PROBLEM DESCRIPTION => Each record should be copied exactly, and none of them omitted.

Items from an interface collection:
=== Section Start ===

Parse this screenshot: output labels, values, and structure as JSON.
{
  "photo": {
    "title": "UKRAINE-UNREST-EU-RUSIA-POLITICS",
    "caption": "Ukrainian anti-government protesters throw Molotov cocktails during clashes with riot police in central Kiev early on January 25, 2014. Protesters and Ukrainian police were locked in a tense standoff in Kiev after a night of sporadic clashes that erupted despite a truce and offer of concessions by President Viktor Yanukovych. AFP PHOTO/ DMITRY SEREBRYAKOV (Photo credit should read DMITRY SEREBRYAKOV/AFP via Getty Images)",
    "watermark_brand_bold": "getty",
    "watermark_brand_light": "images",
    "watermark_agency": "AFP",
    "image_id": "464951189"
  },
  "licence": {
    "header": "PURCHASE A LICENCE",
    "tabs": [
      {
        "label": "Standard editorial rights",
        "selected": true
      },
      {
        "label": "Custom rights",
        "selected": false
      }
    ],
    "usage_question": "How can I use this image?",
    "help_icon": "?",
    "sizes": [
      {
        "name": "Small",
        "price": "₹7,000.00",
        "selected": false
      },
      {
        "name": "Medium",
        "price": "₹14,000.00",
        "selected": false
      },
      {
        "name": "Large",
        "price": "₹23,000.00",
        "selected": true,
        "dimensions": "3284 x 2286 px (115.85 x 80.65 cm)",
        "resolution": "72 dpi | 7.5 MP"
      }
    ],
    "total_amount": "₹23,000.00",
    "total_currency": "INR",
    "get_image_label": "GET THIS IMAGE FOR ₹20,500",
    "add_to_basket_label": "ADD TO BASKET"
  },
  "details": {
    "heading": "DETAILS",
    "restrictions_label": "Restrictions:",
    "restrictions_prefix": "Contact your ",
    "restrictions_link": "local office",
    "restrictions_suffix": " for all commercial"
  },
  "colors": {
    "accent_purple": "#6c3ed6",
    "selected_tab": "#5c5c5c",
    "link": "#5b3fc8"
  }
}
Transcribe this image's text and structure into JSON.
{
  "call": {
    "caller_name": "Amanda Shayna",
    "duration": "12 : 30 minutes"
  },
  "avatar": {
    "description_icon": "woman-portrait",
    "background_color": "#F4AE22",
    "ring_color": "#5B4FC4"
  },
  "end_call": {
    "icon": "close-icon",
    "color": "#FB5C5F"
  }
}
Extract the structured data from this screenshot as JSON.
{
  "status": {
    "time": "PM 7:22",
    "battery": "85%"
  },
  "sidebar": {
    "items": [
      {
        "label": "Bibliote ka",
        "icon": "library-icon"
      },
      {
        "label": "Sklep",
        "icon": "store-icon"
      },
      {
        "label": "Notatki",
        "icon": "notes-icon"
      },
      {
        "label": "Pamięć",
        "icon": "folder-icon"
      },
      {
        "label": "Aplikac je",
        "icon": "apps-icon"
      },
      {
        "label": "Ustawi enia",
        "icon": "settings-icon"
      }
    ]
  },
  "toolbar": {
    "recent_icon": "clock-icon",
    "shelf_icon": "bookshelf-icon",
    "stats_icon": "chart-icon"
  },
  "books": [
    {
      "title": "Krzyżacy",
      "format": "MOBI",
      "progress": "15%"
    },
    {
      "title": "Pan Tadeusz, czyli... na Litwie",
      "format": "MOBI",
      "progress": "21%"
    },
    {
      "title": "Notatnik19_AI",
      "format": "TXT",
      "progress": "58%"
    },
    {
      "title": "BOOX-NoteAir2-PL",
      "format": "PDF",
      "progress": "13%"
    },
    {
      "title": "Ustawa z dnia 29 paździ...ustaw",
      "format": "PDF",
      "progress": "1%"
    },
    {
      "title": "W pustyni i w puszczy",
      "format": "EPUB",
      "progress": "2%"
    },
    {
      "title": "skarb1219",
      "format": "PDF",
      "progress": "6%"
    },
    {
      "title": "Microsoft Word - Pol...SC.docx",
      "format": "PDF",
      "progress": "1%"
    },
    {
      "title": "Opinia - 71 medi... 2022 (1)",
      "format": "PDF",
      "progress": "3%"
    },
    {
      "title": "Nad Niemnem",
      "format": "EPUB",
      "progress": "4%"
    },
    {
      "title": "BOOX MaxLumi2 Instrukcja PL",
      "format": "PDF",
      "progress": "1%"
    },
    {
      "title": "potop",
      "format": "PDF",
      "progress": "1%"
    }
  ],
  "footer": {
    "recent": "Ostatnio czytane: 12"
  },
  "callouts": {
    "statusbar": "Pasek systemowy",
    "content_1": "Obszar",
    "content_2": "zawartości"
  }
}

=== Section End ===

PROBLEM SOLUTION =>
Parse this screenshot: output labels, values, and structure as JSON.
{
  "photo": {
    "title": "UKRAINE-UNREST-EU-RUSIA-POLITICS",
    "caption": "Ukrainian anti-government protesters throw Molotov cocktails during clashes with riot police in central Kiev early on January 25, 2014. Protesters and Ukrainian police were locked in a tense standoff in Kiev after a night of sporadic clashes that erupted despite a truce and offer of concessions by President Viktor Yanukovych. AFP PHOTO/ DMITRY SEREBRYAKOV (Photo credit should read DMITRY SEREBRYAKOV/AFP via Getty Images)",
    "watermark_brand_bold": "getty",
    "watermark_brand_light": "images",
    "watermark_agency": "AFP",
    "image_id": "464951189"
  },
  "licence": {
    "header": "PURCHASE A LICENCE",
    "tabs": [
      {
        "label": "Standard editorial rights",
        "selected": true
      },
      {
        "label": "Custom rights",
        "selected": false
      }
    ],
    "usage_question": "How can I use this image?",
    "help_icon": "?",
    "sizes": [
      {
        "name": "Small",
        "price": "₹7,000.00",
        "selected": false
      },
      {
        "name": "Medium",
        "price": "₹14,000.00",
        "selected": false
      },
      {
        "name": "Large",
        "price": "₹23,000.00",
        "selected": true,
        "dimensions": "3284 x 2286 px (115.85 x 80.65 cm)",
        "resolution": "72 dpi | 7.5 MP"
      }
    ],
    "total_amount": "₹23,000.00",
    "total_currency": "INR",
    "get_image_label": "GET THIS IMAGE FOR ₹20,500",
    "add_to_basket_label": "ADD TO BASKET"
  },
  "details": {
    "heading": "DETAILS",
    "restrictions_label": "Restrictions:",
    "restrictions_prefix": "Contact your ",
    "restrictions_link": "local office",
    "restrictions_suffix": " for all commercial"
  },
  "colors": {
    "accent_purple": "#6c3ed6",
    "selected_tab": "#5c5c5c",
    "link": "#5b3fc8"
  }
}
Transcribe this image's text and structure into JSON.
{
  "call": {
    "caller_name": "Amanda Shayna",
    "duration": "12 : 30 minutes"
  },
  "avatar": {
    "description_icon": "woman-portrait",
    "background_color": "#F4AE22",
    "ring_color": "#5B4FC4"
  },
  "end_call": {
    "icon": "close-icon",
    "color": "#FB5C5F"
  }
}
Extract the structured data from this screenshot as JSON.
{
  "status": {
    "time": "PM 7:22",
    "battery": "85%"
  },
  "sidebar": {
    "items": [
      {
        "label": "Bibliote ka",
        "icon": "library-icon"
      },
      {
        "label": "Sklep",
        "icon": "store-icon"
      },
      {
        "label": "Notatki",
        "icon": "notes-icon"
      },
      {
        "label": "Pamięć",
        "icon": "folder-icon"
      },
      {
        "label": "Aplikac je",
        "icon": "apps-icon"
      },
      {
        "label": "Ustawi enia",
        "icon": "settings-icon"
      }
    ]
  },
  "toolbar": {
    "recent_icon": "clock-icon",
    "shelf_icon": "bookshelf-icon",
    "stats_icon": "chart-icon"
  },
  "books": [
    {
      "title": "Krzyżacy",
      "format": "MOBI",
      "progress": "15%"
    },
    {
      "title": "Pan Tadeusz, czyli... na Litwie",
      "format": "MOBI",
      "progress": "21%"
    },
    {
      "title": "Notatnik19_AI",
      "format": "TXT",
      "progress": "58%"
    },
    {
      "title": "BOOX-NoteAir2-PL",
      "format": "PDF",
      "progress": "13%"
    },
    {
      "title": "Ustawa z dnia 29 paździ...ustaw",
      "format": "PDF",
      "progress": "1%"
    },
    {
      "title": "W pustyni i w puszczy",
      "format": "EPUB",
      "progress": "2%"
    },
    {
      "title": "skarb1219",
      "format": "PDF",
      "progress": "6%"
    },
    {
      "title": "Microsoft Word - Pol...SC.docx",
      "format": "PDF",
      "progress": "1%"
    },
    {
      "title": "Opinia - 71 medi... 2022 (1)",
      "format": "PDF",
      "progress": "3%"
    },
    {
      "title": "Nad Niemnem",
      "format": "EPUB",
      "progress": "4%"
    },
    {
      "title": "BOOX MaxLumi2 Instrukcja PL",
      "format": "PDF",
      "progress": "1%"
    },
    {
      "title": "potop",
      "format": "PDF",
      "progress": "1%"
    }
  ],
  "footer": {
    "recent": "Ostatnio czytane: 12"
  },
  "callouts": {
    "statusbar": "Pasek systemowy",
    "content_1": "Obszar",
    "content_2": "zawartości"
  }
}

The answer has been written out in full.